:: Work instruction ::
Set down the records that follow exactly, every line of them.

Element data from apps and pages:
== Segment start ==
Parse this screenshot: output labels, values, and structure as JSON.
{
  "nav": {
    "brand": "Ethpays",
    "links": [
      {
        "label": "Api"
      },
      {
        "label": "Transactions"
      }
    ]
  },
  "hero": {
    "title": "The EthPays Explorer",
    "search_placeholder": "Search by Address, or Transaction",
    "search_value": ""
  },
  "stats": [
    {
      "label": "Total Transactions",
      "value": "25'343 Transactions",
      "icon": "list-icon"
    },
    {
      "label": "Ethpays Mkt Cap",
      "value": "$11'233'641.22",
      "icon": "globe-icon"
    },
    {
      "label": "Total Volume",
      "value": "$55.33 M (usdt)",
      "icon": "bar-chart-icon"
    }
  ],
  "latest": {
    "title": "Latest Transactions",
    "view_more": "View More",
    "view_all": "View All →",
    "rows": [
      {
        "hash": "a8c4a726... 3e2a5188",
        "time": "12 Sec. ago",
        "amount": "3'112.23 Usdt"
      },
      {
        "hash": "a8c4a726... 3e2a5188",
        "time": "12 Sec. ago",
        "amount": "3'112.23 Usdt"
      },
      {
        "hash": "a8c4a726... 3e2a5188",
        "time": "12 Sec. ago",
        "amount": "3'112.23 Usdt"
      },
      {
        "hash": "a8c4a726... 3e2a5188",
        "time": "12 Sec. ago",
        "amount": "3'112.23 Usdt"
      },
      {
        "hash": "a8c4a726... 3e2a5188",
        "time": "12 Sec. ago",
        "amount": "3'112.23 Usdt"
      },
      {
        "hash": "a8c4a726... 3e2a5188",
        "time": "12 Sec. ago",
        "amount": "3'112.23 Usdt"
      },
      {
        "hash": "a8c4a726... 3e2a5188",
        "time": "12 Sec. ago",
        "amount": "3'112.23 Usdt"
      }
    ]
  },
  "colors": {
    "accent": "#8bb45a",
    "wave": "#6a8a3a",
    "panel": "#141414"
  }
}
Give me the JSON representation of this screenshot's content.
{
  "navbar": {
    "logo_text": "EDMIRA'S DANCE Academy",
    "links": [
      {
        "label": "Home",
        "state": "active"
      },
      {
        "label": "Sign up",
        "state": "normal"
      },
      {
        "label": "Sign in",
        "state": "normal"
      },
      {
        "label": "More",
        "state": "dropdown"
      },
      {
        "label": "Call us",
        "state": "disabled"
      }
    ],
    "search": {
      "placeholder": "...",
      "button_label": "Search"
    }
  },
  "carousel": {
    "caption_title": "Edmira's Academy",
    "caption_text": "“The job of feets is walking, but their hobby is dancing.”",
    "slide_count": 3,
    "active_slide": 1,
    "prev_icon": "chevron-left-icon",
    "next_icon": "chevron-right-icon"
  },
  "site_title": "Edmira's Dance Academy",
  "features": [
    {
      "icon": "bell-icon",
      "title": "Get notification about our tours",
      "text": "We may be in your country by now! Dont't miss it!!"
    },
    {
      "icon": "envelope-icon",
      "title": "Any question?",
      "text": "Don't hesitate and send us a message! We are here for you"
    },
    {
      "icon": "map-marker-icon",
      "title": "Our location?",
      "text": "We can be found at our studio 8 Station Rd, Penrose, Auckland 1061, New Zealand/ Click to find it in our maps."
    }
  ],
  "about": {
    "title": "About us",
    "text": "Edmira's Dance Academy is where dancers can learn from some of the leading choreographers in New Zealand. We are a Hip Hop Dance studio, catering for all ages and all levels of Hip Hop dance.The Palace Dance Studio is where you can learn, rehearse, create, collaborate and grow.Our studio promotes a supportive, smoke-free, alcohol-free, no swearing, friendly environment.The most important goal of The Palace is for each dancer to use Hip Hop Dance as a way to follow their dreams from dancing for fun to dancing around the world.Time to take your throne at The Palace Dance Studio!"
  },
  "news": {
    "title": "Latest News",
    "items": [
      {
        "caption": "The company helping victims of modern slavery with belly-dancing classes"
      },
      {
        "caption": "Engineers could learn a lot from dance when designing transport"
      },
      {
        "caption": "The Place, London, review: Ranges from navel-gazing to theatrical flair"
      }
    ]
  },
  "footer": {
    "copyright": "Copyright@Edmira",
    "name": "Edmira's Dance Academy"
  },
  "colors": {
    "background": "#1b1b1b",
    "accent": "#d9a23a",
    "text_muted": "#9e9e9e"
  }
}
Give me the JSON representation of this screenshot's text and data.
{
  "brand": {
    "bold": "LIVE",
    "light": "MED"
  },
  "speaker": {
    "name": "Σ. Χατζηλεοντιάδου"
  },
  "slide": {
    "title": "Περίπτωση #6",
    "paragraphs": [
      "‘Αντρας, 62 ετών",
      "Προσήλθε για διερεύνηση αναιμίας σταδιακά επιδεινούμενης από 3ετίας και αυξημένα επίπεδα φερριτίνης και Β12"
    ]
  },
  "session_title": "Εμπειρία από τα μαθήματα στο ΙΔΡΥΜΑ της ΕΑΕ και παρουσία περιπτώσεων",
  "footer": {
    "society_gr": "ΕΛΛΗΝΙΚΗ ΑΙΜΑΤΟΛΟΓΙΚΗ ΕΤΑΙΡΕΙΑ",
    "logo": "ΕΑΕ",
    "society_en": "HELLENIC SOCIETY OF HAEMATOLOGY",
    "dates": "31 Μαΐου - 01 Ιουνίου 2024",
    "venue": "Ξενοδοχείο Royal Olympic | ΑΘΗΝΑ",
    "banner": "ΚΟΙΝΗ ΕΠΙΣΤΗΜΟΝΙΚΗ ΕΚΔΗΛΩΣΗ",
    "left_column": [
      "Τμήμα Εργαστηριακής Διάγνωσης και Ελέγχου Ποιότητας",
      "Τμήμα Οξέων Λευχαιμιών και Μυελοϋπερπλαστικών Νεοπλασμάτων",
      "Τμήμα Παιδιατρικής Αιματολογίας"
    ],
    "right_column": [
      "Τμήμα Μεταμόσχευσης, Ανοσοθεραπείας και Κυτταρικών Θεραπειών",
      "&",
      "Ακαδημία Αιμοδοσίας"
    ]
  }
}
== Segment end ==
:: Response for this exercise ::
Parse this screenshot: output labels, values, and structure as JSON.
{
  "nav": {
    "brand": "Ethpays",
    "links": [
      {
        "label": "Api"
      },
      {
        "label": "Transactions"
      }
    ]
  },
  "hero": {
    "title": "The EthPays Explorer",
    "search_placeholder": "Search by Address, or Transaction",
    "search_value": ""
  },
  "stats": [
    {
      "label": "Total Transactions",
      "value": "25'343 Transactions",
      "icon": "list-icon"
    },
    {
      "label": "Ethpays Mkt Cap",
      "value": "$11'233'641.22",
      "icon": "globe-icon"
    },
    {
      "label": "Total Volume",
      "value": "$55.33 M (usdt)",
      "icon": "bar-chart-icon"
    }
  ],
  "latest": {
    "title": "Latest Transactions",
    "view_more": "View More",
    "view_all": "View All →",
    "rows": [
      {
        "hash": "a8c4a726... 3e2a5188",
        "time": "12 Sec. ago",
        "amount": "3'112.23 Usdt"
      },
      {
        "hash": "a8c4a726... 3e2a5188",
        "time": "12 Sec. ago",
        "amount": "3'112.23 Usdt"
      },
      {
        "hash": "a8c4a726... 3e2a5188",
        "time": "12 Sec. ago",
        "amount": "3'112.23 Usdt"
      },
      {
        "hash": "a8c4a726... 3e2a5188",
        "time": "12 Sec. ago",
        "amount": "3'112.23 Usdt"
      },
      {
        "hash": "a8c4a726... 3e2a5188",
        "time": "12 Sec. ago",
        "amount": "3'112.23 Usdt"
      },
      {
        "hash": "a8c4a726... 3e2a5188",
        "time": "12 Sec. ago",
        "amount": "3'112.23 Usdt"
      },
      {
        "hash": "a8c4a726... 3e2a5188",
        "time": "12 Sec. ago",
        "amount": "3'112.23 Usdt"
      }
    ]
  },
  "colors": {
    "accent": "#8bb45a",
    "wave": "#6a8a3a",
    "panel": "#141414"
  }
}
Give me the JSON representation of this screenshot's content.
{
  "navbar": {
    "logo_text": "EDMIRA'S DANCE Academy",
    "links": [
      {
        "label": "Home",
        "state": "active"
      },
      {
        "label": "Sign up",
        "state": "normal"
      },
      {
        "label": "Sign in",
        "state": "normal"
      },
      {
        "label": "More",
        "state": "dropdown"
      },
      {
        "label": "Call us",
        "state": "disabled"
      }
    ],
    "search": {
      "placeholder": "...",
      "button_label": "Search"
    }
  },
  "carousel": {
    "caption_title": "Edmira's Academy",
    "caption_text": "“The job of feets is walking, but their hobby is dancing.”",
    "slide_count": 3,
    "active_slide": 1,
    "prev_icon": "chevron-left-icon",
    "next_icon": "chevron-right-icon"
  },
  "site_title": "Edmira's Dance Academy",
  "features": [
    {
      "icon": "bell-icon",
      "title": "Get notification about our tours",
      "text": "We may be in your country by now! Dont't miss it!!"
    },
    {
      "icon": "envelope-icon",
      "title": "Any question?",
      "text": "Don't hesitate and send us a message! We are here for you"
    },
    {
      "icon": "map-marker-icon",
      "title": "Our location?",
      "text": "We can be found at our studio 8 Station Rd, Penrose, Auckland 1061, New Zealand/ Click to find it in our maps."
    }
  ],
  "about": {
    "title": "About us",
    "text": "Edmira's Dance Academy is where dancers can learn from some of the leading choreographers in New Zealand. We are a Hip Hop Dance studio, catering for all ages and all levels of Hip Hop dance.The Palace Dance Studio is where you can learn, rehearse, create, collaborate and grow.Our studio promotes a supportive, smoke-free, alcohol-free, no swearing, friendly environment.The most important goal of The Palace is for each dancer to use Hip Hop Dance as a way to follow their dreams from dancing for fun to dancing around the world.Time to take your throne at The Palace Dance Studio!"
  },
  "news": {
    "title": "Latest News",
    "items": [
      {
        "caption": "The company helping victims of modern slavery with belly-dancing classes"
      },
      {
        "caption": "Engineers could learn a lot from dance when designing transport"
      },
      {
        "caption": "The Place, London, review: Ranges from navel-gazing to theatrical flair"
      }
    ]
  },
  "footer": {
    "copyright": "Copyright@Edmira",
    "name": "Edmira's Dance Academy"
  },
  "colors": {
    "background": "#1b1b1b",
    "accent": "#d9a23a",
    "text_muted": "#9e9e9e"
  }
}
Give me the JSON representation of this screenshot's text and data.
{
  "brand": {
    "bold": "LIVE",
    "light": "MED"
  },
  "speaker": {
    "name": "Σ. Χατζηλεοντιάδου"
  },
  "slide": {
    "title": "Περίπτωση #6",
    "paragraphs": [
      "‘Αντρας, 62 ετών",
      "Προσήλθε για διερεύνηση αναιμίας σταδιακά επιδεινούμενης από 3ετίας και αυξημένα επίπεδα φερριτίνης και Β12"
    ]
  },
  "session_title": "Εμπειρία από τα μαθήματα στο ΙΔΡΥΜΑ της ΕΑΕ και παρουσία περιπτώσεων",
  "footer": {
    "society_gr": "ΕΛΛΗΝΙΚΗ ΑΙΜΑΤΟΛΟΓΙΚΗ ΕΤΑΙΡΕΙΑ",
    "logo": "ΕΑΕ",
    "society_en": "HELLENIC SOCIETY OF HAEMATOLOGY",
    "dates": "31 Μαΐου - 01 Ιουνίου 2024",
    "venue": "Ξενοδοχείο Royal Olympic | ΑΘΗΝΑ",
    "banner": "ΚΟΙΝΗ ΕΠΙΣΤΗΜΟΝΙΚΗ ΕΚΔΗΛΩΣΗ",
    "left_column": [
      "Τμήμα Εργαστηριακής Διάγνωσης και Ελέγχου Ποιότητας",
      "Τμήμα Οξέων Λευχαιμιών και Μυελοϋπερπλαστικών Νεοπλασμάτων",
      "Τμήμα Παιδιατρικής Αιματολογίας"
    ],
    "right_column": [
      "Τμήμα Μεταμόσχευσης, Ανοσοθεραπείας και Κυτταρικών Θεραπειών",
      "&",
      "Ακαδημία Αιμοδοσίας"
    ]
  }
}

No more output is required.